- Brief -
Go through the records below and copy out every line that contains the word "http".
────────────────────
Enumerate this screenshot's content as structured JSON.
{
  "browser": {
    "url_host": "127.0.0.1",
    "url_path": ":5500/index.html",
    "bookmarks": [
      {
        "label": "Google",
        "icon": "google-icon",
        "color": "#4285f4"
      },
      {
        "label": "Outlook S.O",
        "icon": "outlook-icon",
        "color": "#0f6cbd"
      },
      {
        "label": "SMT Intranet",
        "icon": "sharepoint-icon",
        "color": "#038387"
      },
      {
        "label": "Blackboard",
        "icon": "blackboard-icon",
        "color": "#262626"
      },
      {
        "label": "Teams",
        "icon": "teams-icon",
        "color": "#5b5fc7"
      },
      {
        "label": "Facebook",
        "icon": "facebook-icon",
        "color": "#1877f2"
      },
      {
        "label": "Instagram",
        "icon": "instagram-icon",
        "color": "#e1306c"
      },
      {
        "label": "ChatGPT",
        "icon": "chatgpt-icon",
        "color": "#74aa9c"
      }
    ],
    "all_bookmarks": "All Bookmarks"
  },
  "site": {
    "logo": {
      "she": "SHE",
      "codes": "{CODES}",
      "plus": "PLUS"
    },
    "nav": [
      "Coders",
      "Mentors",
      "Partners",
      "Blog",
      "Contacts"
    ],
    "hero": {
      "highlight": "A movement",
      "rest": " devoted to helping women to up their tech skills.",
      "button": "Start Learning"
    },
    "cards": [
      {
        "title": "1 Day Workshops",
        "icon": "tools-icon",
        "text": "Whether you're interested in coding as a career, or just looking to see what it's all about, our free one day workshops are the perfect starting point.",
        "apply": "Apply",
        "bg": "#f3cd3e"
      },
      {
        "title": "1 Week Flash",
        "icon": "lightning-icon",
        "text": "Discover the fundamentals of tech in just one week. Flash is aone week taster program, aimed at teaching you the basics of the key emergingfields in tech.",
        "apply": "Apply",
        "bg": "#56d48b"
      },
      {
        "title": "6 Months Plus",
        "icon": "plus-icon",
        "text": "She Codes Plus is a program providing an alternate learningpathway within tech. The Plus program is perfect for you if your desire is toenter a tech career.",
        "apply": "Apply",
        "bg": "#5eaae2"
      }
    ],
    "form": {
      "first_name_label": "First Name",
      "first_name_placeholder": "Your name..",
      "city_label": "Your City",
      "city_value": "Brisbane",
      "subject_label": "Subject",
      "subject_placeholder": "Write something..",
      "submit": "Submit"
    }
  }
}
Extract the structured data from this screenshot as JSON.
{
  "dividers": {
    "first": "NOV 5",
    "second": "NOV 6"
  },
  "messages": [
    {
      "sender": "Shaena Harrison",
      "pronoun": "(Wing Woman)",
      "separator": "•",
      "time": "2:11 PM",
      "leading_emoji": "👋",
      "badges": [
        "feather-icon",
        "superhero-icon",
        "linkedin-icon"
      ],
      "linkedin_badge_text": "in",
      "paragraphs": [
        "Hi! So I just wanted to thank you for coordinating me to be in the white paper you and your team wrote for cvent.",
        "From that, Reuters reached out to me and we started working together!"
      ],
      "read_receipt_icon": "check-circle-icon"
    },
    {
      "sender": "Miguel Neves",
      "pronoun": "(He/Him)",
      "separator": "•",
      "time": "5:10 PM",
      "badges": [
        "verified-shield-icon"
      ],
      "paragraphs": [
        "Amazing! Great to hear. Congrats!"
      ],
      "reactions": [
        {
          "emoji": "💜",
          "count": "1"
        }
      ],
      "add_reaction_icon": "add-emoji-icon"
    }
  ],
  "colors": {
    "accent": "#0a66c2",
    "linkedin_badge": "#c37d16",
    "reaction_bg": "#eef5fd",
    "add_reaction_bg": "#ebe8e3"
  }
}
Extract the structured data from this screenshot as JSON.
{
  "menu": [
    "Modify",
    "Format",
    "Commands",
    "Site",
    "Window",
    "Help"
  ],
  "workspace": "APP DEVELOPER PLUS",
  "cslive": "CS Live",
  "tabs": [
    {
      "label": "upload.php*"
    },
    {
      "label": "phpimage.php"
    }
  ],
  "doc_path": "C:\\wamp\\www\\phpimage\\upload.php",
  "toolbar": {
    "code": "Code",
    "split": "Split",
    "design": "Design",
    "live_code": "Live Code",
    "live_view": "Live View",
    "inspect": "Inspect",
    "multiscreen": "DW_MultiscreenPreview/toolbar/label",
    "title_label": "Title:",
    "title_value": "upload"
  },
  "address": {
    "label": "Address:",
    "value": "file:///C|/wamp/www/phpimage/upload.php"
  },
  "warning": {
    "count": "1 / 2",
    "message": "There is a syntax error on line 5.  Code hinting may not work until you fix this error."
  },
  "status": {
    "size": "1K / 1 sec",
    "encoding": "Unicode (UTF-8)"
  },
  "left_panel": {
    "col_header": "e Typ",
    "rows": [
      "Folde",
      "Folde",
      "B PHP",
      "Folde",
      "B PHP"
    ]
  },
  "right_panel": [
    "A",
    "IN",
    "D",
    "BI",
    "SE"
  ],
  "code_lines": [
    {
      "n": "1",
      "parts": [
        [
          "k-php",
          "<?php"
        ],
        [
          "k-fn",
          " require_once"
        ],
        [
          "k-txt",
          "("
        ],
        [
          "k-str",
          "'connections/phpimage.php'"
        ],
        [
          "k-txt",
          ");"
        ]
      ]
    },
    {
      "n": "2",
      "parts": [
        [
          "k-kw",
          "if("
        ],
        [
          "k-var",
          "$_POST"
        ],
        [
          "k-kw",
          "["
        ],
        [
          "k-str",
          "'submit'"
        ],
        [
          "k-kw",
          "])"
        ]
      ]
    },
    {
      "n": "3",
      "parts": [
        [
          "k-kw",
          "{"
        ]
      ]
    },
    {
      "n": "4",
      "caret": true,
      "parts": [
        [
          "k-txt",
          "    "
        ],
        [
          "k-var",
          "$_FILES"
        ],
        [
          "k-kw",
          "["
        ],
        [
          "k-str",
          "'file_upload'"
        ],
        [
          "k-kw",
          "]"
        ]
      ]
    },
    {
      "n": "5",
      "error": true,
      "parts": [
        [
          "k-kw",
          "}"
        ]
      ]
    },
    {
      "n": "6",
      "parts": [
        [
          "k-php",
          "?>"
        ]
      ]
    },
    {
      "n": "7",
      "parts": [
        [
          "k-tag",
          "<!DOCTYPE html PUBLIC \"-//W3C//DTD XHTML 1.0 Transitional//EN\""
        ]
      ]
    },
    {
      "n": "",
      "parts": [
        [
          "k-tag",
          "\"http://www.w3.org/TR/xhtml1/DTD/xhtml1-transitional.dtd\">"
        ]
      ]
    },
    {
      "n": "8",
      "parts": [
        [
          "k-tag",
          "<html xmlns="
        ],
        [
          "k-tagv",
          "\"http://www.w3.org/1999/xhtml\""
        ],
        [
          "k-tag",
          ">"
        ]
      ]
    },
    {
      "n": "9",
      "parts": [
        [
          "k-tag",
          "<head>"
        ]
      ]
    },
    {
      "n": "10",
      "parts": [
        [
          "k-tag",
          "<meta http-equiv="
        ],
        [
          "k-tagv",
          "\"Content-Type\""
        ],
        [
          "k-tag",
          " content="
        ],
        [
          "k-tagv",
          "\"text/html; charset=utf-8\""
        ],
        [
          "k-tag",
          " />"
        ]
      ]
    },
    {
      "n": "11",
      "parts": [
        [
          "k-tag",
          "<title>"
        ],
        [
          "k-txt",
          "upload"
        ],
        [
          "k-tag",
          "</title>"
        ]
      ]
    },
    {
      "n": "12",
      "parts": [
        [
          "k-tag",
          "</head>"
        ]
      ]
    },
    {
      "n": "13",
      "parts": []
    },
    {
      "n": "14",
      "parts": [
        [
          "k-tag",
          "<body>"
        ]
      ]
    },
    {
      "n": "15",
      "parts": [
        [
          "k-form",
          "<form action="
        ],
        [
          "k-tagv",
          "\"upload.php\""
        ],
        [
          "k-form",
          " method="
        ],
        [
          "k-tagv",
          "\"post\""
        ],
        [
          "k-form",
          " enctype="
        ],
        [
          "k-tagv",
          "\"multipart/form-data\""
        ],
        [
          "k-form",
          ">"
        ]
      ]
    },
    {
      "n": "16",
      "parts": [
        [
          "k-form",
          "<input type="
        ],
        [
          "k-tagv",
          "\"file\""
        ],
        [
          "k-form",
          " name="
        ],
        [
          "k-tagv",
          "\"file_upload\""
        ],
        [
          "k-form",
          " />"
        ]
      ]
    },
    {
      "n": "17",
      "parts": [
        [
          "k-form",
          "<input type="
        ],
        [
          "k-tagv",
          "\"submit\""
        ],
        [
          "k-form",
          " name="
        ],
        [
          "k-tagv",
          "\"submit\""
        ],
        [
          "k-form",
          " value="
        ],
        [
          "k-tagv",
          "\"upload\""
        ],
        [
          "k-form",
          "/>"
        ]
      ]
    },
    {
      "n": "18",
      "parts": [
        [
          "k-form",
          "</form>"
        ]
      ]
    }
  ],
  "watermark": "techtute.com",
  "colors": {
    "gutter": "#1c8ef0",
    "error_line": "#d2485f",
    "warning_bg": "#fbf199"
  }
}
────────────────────
- Worked solution -
          "\"http://www.w3.org/TR/xhtml1/DTD/xhtml1-transitional.dtd\">"
          "\"http://www.w3.org/1999/xhtml\""
          "<meta http-equiv="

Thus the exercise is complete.